Word of the week zěnme mài
Most people know that in China you can say duo shao qian to ask how much something costs. But there is an equally common and perhaps more colloquial spoken way of asking.
In China it is common to point out or pick up the item you are wanting to purchase and say zhè (this) and then add zěnme mài 怎么卖. zěnme 怎么 means “how” and mài 卖 means “sell”, which leads to the horribly chinglish sounding “this how sell?” zhè zěnme mài. But trust me, it sounds perfectly natural in Mandarin.
You can also just say zěnme mài when it is obvious from context what you are wanting to know the price of. English speakers need to be careful with the tones because the natural tendency for English speakers is to have a rising intonation when asking a question. However, the phrase zěnme mài ends with fourth tone, so you need to make sure you keep word mài short and sharp, like you’re spitting the word out. Don’t worry, you won’t sound rude if you speak like this.
If you just can’t get over the feeling that the short sharp mài sounds rude you can always add the particle a 啊 on the end, so the phrase becomes zhè zěnme mài a?
a 啊 doesn’t mean anything, it’s just a particle that often appears at the end of questions and makes things sound a bit more friendly. Not that there is anything unfriendly about saying zěnme mài.
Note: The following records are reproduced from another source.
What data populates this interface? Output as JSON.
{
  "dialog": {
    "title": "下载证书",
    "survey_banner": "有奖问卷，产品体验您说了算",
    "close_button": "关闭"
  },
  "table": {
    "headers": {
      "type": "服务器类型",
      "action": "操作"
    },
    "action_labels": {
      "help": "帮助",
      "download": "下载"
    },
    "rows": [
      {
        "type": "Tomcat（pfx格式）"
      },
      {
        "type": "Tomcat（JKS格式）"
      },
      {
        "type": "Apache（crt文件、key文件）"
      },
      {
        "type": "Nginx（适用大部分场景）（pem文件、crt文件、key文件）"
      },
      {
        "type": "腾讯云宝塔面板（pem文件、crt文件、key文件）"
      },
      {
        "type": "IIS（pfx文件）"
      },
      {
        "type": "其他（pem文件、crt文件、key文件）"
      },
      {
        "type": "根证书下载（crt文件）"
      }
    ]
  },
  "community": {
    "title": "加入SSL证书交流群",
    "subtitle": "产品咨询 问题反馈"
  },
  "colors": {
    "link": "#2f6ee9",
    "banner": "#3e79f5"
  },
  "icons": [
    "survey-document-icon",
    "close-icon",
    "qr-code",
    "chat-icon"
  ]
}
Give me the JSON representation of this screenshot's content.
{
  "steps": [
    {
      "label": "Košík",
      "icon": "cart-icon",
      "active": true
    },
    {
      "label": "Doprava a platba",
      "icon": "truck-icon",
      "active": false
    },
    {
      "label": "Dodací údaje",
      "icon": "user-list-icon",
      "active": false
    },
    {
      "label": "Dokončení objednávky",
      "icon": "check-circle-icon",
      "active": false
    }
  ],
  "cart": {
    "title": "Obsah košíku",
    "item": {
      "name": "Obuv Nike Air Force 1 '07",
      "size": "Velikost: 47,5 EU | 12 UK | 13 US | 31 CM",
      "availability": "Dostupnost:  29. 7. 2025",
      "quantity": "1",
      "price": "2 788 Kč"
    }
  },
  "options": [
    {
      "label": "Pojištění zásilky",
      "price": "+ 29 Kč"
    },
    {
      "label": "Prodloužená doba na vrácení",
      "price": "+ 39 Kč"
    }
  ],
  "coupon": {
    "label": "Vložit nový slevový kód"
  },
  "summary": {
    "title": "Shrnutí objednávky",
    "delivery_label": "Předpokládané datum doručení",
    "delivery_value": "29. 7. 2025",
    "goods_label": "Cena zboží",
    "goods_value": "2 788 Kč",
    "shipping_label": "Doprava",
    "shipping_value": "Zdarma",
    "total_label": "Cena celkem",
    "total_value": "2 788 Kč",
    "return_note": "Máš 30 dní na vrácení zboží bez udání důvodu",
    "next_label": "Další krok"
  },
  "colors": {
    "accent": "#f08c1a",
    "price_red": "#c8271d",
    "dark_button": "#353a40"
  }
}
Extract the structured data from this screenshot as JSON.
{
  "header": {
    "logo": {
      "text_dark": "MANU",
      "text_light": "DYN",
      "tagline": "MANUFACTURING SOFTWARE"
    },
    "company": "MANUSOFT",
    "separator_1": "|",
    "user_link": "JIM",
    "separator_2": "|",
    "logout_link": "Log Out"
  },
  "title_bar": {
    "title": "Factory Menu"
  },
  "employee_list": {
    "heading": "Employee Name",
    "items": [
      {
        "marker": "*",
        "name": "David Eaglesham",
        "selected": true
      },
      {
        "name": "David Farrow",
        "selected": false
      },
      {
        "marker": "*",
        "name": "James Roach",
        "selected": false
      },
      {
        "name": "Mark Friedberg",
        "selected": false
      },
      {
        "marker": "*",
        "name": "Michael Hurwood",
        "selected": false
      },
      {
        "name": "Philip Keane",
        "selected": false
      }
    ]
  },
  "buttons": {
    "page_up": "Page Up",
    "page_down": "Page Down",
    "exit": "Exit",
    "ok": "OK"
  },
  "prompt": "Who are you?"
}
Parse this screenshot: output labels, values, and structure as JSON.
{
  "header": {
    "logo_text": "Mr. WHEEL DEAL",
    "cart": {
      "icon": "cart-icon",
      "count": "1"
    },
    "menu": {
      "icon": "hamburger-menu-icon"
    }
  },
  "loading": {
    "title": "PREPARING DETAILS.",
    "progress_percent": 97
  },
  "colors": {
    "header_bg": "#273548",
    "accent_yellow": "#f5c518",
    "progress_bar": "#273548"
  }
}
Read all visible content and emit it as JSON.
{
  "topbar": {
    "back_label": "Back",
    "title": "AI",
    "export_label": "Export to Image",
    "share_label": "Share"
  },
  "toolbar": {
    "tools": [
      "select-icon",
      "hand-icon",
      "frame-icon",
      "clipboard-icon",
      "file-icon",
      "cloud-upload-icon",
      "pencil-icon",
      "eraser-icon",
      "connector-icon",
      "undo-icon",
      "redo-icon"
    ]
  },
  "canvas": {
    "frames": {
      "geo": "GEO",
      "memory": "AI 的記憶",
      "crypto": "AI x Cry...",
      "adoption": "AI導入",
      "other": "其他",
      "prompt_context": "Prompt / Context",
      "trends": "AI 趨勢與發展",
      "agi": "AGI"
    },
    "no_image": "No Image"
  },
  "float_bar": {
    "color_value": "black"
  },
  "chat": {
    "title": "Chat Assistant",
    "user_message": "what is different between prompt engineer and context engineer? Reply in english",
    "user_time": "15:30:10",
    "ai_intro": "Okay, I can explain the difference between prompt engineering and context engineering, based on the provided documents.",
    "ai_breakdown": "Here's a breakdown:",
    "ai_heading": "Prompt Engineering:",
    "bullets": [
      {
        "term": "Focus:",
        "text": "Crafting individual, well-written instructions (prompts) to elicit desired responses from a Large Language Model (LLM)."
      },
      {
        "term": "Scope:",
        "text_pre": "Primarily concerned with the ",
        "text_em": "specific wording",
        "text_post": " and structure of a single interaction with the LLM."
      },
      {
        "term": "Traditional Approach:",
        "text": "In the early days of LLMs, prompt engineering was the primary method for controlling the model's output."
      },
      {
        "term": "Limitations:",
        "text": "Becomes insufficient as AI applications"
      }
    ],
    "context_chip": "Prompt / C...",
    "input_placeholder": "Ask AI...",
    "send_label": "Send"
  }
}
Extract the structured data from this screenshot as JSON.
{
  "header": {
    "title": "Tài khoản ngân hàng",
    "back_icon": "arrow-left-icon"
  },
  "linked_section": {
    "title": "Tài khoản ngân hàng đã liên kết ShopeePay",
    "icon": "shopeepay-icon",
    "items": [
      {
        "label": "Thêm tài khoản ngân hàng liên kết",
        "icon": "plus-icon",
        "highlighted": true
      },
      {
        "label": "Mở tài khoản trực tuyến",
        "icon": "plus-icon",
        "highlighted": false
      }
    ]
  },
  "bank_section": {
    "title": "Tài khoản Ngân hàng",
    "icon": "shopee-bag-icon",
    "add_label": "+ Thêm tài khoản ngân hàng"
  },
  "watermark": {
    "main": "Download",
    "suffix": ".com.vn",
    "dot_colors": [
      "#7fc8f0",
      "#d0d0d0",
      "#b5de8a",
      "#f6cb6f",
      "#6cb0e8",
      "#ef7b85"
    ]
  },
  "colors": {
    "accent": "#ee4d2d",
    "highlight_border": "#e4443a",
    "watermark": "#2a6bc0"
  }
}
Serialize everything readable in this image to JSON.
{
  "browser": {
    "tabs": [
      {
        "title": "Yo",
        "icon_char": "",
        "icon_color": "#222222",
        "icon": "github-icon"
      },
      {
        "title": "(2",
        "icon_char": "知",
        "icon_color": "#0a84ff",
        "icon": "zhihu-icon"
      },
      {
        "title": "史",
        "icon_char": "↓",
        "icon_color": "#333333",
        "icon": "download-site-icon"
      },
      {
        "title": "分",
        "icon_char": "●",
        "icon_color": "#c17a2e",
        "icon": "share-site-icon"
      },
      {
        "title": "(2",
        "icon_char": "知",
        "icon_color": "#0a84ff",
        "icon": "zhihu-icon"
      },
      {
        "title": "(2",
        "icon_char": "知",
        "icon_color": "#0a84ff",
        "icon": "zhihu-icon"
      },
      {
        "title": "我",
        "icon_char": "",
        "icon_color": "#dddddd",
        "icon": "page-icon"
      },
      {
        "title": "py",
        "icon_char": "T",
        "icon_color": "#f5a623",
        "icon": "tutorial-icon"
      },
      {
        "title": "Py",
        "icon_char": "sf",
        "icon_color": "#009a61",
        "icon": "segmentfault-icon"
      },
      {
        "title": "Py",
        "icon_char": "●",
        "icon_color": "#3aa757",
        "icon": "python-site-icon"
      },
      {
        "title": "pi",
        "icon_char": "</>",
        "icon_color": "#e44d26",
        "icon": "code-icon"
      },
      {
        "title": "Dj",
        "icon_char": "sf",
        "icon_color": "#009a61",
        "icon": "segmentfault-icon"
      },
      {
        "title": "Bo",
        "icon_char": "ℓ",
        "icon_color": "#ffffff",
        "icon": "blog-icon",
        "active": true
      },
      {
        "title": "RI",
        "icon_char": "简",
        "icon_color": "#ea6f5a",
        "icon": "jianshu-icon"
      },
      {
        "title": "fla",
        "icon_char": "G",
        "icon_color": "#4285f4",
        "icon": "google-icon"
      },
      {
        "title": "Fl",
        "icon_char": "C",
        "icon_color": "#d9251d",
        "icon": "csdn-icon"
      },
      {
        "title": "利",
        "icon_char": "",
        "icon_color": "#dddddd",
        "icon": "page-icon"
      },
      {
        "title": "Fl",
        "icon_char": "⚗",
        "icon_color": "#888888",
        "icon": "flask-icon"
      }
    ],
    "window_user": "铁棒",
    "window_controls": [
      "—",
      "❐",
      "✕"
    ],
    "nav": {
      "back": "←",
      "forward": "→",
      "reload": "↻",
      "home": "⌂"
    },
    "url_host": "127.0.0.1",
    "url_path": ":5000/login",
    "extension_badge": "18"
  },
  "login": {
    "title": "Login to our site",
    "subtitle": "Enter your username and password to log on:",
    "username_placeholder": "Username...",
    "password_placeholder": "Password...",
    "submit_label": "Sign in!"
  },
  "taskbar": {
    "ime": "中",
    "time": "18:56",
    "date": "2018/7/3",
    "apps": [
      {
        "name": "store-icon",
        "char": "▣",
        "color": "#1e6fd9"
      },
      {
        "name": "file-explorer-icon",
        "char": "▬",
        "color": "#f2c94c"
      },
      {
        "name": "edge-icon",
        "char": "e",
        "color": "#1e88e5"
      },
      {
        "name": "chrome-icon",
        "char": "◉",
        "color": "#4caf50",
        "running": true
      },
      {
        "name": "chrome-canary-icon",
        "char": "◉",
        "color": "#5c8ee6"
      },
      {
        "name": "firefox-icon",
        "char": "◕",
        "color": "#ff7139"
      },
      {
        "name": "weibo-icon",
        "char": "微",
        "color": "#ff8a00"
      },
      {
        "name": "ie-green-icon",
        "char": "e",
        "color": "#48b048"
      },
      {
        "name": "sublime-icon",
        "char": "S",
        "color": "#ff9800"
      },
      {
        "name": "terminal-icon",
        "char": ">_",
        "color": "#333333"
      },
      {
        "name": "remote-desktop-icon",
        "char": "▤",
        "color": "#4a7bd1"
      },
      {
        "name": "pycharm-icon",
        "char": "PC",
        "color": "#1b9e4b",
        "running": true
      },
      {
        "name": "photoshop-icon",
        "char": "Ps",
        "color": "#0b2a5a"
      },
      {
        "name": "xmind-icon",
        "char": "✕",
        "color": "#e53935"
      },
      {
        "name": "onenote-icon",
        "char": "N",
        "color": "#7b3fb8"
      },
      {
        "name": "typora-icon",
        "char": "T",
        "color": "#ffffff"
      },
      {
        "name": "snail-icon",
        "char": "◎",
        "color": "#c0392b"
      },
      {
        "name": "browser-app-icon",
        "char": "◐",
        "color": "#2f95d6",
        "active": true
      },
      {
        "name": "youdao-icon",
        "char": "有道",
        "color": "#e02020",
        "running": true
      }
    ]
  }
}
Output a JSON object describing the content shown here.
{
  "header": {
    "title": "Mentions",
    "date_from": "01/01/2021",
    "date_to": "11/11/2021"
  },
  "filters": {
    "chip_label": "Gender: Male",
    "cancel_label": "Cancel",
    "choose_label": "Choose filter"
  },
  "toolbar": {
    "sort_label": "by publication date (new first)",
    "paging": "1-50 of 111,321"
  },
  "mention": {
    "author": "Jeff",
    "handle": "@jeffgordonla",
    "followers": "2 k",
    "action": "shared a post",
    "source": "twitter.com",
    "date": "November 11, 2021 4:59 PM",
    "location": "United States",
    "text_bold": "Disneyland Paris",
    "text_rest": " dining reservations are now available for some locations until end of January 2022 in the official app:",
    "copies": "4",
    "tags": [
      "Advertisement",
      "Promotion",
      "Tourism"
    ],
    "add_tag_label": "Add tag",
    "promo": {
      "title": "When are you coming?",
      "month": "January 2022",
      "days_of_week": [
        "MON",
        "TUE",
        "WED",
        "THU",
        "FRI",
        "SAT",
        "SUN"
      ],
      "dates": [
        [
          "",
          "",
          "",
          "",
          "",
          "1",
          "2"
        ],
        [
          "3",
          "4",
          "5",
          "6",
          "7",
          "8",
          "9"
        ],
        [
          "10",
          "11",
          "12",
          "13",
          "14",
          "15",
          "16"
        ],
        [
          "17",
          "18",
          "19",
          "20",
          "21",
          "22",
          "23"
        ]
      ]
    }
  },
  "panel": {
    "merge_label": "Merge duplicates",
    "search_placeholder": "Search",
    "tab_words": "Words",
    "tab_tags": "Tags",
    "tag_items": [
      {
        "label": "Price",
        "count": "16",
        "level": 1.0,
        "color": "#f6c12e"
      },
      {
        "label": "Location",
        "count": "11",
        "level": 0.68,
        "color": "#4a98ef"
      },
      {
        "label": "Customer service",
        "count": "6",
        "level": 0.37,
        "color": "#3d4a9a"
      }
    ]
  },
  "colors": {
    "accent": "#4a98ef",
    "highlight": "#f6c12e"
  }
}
Next time you want to know the price of something in China try using this phrase.